Mayor Barnett: Agrees with Option #1; no interest in Options #2, #3 or a combination of them; as mentioned earlier when speaking about the Facilities Plan, there are a lot of variables to the plan; decisions to be made by Council along the way - i.e. how green is building, what sale will be accepted - the decisions the Council makes is normally related to how the residents will benefit; he appreciates the flexibility to be able to do this in an efficient, frugal, responsible and environmentally sustainable way.

Commissioner Kulovany: Paramount to continue robust efforts around Economic Development - relating to recent commercial developments and what they have brought in, as opposed to property values going up; would like to know how many commercial properties we acquired because we went out looking for potential buyers, as opposed to sitting back and waiting for buyers to come to the Village.

Manager Fieldman recapped what went on tonight - this will show in the next draft of LRP.

Mayor Barnett: Cost to operate Village is appx $140k a day to operate the Village; Village takes in $40K a day in Property Taxes; this leaves $100k a day that doesn't come from Property Tax; this is why everything else is so important in keeping services levels up; average household pays Property Taxes of approximately $736 a year/$2 a day; revisit policy on how to levy taxes - a couple years ago $125K was the Tax Levy amount; if level of service delivery to increases or even stay the same level (employees are 70% of cost) - the EAV won't keep up; it's a problem that won't go away; as Council conversations of LRP and budget continue, wants to talk about other ways we can capture (financial) growth for operational growth - limit amount of increase or a new formula will be necessary; future of Village -mainly its service level - needs to be considered and not sure if it can be maintained just based on EAV growth.

Commissioner Gilmartin: Has noticed most of discussions are tied to safety (Police/Fire); strategic goals don't mention safety and wants to align them; thinks it will be a touchstone; not on tonight's discussion and would like to discuss in the future and wants everyone to start thinking about it.

Public Comment

David Rose, resident, had questions about the ARP and the use of the money toward taxes; the Municipal Tax rate comparison with other municipalities; facilities replacement and partnership with District 58.

Manager Fieldman: Suggested he read the guidance released by Treasury Department and gave a brief explanation; answered tax rate comparison questions and directed Mr. Rose to a previous LRP report for answers  to specific questions; answered facilities questions.

11. Adjournment

MOTION: To adjourn the June 15, 2021 Village Council meeting.

RESULT: Motion carried unanimously by voice vote.

MOTIONED TO APPROVE: Commissioner Hosé
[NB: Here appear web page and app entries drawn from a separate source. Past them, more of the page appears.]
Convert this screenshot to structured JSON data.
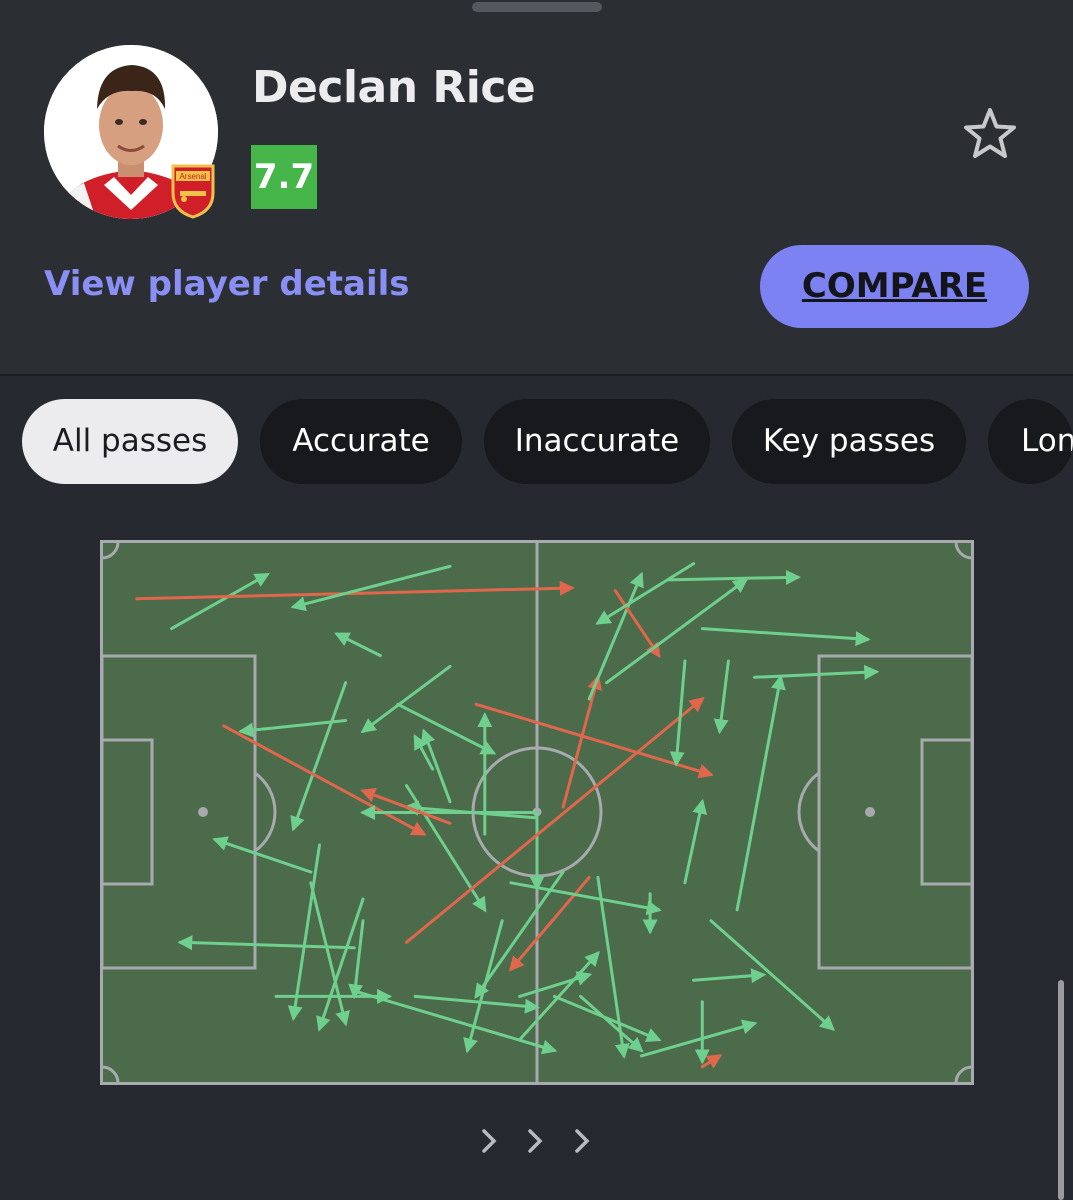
{
  "player": {
    "name": "Declan Rice",
    "rating": "7.7",
    "rating_color": "#46b64a",
    "club_badge_text": "Arsenal"
  },
  "actions": {
    "view_details": "View player details",
    "compare": "COMPARE"
  },
  "filters": [
    {
      "label": "All passes",
      "active": true
    },
    {
      "label": "Accurate",
      "active": false
    },
    {
      "label": "Inaccurate",
      "active": false
    },
    {
      "label": "Key passes",
      "active": false
    },
    {
      "label": "Lon",
      "active": false
    }
  ],
  "colors": {
    "accent": "#7c82f2",
    "accurate_pass": "#6fcf8e",
    "inaccurate_pass": "#e0664c",
    "pitch": "#4b6b4a"
  },
  "pass_map": {
    "passes": [
      [
        0.08,
        0.16,
        0.19,
        0.06,
        "acc"
      ],
      [
        0.04,
        0.105,
        0.54,
        0.085,
        "inacc"
      ],
      [
        0.4,
        0.045,
        0.22,
        0.12,
        "acc"
      ],
      [
        0.32,
        0.21,
        0.27,
        0.17,
        "acc"
      ],
      [
        0.4,
        0.23,
        0.3,
        0.35,
        "acc"
      ],
      [
        0.28,
        0.33,
        0.16,
        0.35,
        "acc"
      ],
      [
        0.28,
        0.26,
        0.22,
        0.53,
        "acc"
      ],
      [
        0.14,
        0.34,
        0.37,
        0.54,
        "inacc"
      ],
      [
        0.35,
        0.45,
        0.44,
        0.68,
        "acc"
      ],
      [
        0.5,
        0.5,
        0.3,
        0.5,
        "acc"
      ],
      [
        0.5,
        0.51,
        0.35,
        0.49,
        "acc"
      ],
      [
        0.4,
        0.52,
        0.3,
        0.46,
        "inacc"
      ],
      [
        0.38,
        0.42,
        0.36,
        0.36,
        "acc"
      ],
      [
        0.4,
        0.48,
        0.37,
        0.35,
        "acc"
      ],
      [
        0.44,
        0.54,
        0.44,
        0.32,
        "acc"
      ],
      [
        0.24,
        0.61,
        0.13,
        0.55,
        "acc"
      ],
      [
        0.29,
        0.75,
        0.09,
        0.74,
        "acc"
      ],
      [
        0.25,
        0.56,
        0.22,
        0.88,
        "acc"
      ],
      [
        0.24,
        0.63,
        0.28,
        0.89,
        "acc"
      ],
      [
        0.3,
        0.66,
        0.25,
        0.9,
        "acc"
      ],
      [
        0.3,
        0.7,
        0.29,
        0.84,
        "acc"
      ],
      [
        0.2,
        0.84,
        0.33,
        0.84,
        "acc"
      ],
      [
        0.29,
        0.83,
        0.52,
        0.94,
        "acc"
      ],
      [
        0.46,
        0.7,
        0.42,
        0.94,
        "acc"
      ],
      [
        0.36,
        0.84,
        0.5,
        0.86,
        "acc"
      ],
      [
        0.53,
        0.61,
        0.43,
        0.84,
        "acc"
      ],
      [
        0.56,
        0.62,
        0.47,
        0.79,
        "inacc"
      ],
      [
        0.5,
        0.5,
        0.5,
        0.64,
        "acc"
      ],
      [
        0.35,
        0.74,
        0.69,
        0.29,
        "inacc"
      ],
      [
        0.43,
        0.3,
        0.7,
        0.43,
        "inacc"
      ],
      [
        0.53,
        0.49,
        0.57,
        0.25,
        "inacc"
      ],
      [
        0.56,
        0.29,
        0.62,
        0.06,
        "acc"
      ],
      [
        0.59,
        0.09,
        0.64,
        0.21,
        "inacc"
      ],
      [
        0.58,
        0.26,
        0.74,
        0.07,
        "acc"
      ],
      [
        0.65,
        0.07,
        0.8,
        0.065,
        "acc"
      ],
      [
        0.68,
        0.04,
        0.57,
        0.15,
        "acc"
      ],
      [
        0.69,
        0.16,
        0.88,
        0.18,
        "acc"
      ],
      [
        0.75,
        0.25,
        0.89,
        0.24,
        "acc"
      ],
      [
        0.72,
        0.22,
        0.71,
        0.35,
        "acc"
      ],
      [
        0.67,
        0.22,
        0.66,
        0.41,
        "acc"
      ],
      [
        0.67,
        0.63,
        0.69,
        0.48,
        "acc"
      ],
      [
        0.73,
        0.68,
        0.78,
        0.25,
        "acc"
      ],
      [
        0.47,
        0.63,
        0.64,
        0.68,
        "acc"
      ],
      [
        0.63,
        0.65,
        0.63,
        0.72,
        "acc"
      ],
      [
        0.7,
        0.7,
        0.84,
        0.9,
        "acc"
      ],
      [
        0.68,
        0.81,
        0.76,
        0.8,
        "acc"
      ],
      [
        0.62,
        0.95,
        0.75,
        0.89,
        "acc"
      ],
      [
        0.69,
        0.97,
        0.71,
        0.95,
        "inacc"
      ],
      [
        0.69,
        0.85,
        0.69,
        0.96,
        "acc"
      ],
      [
        0.57,
        0.62,
        0.6,
        0.95,
        "acc"
      ],
      [
        0.48,
        0.92,
        0.57,
        0.76,
        "acc"
      ],
      [
        0.48,
        0.84,
        0.56,
        0.8,
        "acc"
      ],
      [
        0.55,
        0.84,
        0.62,
        0.94,
        "acc"
      ],
      [
        0.52,
        0.84,
        0.64,
        0.92,
        "acc"
      ],
      [
        0.34,
        0.3,
        0.45,
        0.39,
        "acc"
      ]
    ]
  }
}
AYES: Commissioner Hosé, Commissioner Glover, Commissioner Gilmartin, Commissioner Kulovany, Commissioner Sadowski-Fugitt, Commissioner Walus, Mayor Barnett



Mayor Barnett declared the motion carried by voice vote and the meeting adjourned at 9:23 p.m.
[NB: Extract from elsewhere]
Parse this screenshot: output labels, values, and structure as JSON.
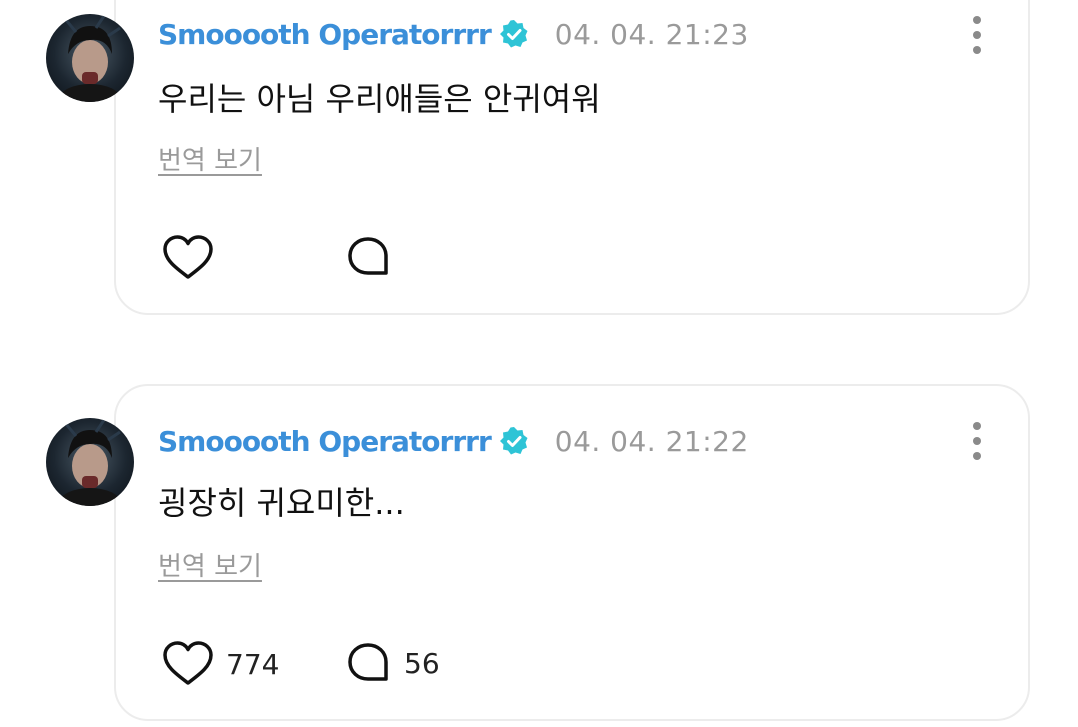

Respectfully submitted,

Rosa Berardi Village Clerk


rEmarks for June 15th, 2021 Village Council Meeting

Agenda Section
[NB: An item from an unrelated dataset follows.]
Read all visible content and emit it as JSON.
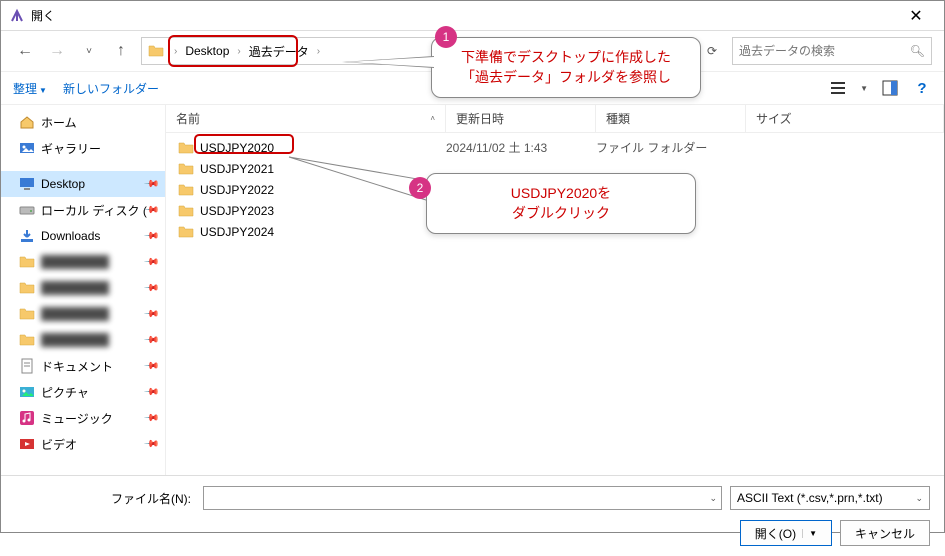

Agenda Item



Comments of a General Nature


As our state prepares to honor and officially recognize Juneteenth, celebrating the emancipation of those who had been enslaved here in the

United States, it would be wonderful for Downers Grove to do so as well. Though slavery in this form has ended, our history of racism in the United States continues. Honoring this day gives us an opportunity to reflect on our past, learn about our history, celebrate a step forward, and consider anew how we continue to become a more just, welcoming,

and inclusive community.

Rev. Andi Voinovich, Downers Grove

Comments of a General Nature


The African-American Community wishes the Village of Downers Grove to acknowledge "Juneteenth" in recognition of an apology to the descendants of those slaves who were held captive in Texas during the year of June 19th, 1865 thereafter their freedom had been granted in January 1st, 1863, two years prior to their release.I recommend grants and/or scholarships to the descendants of these former slaves.

Regina Brent, Naperville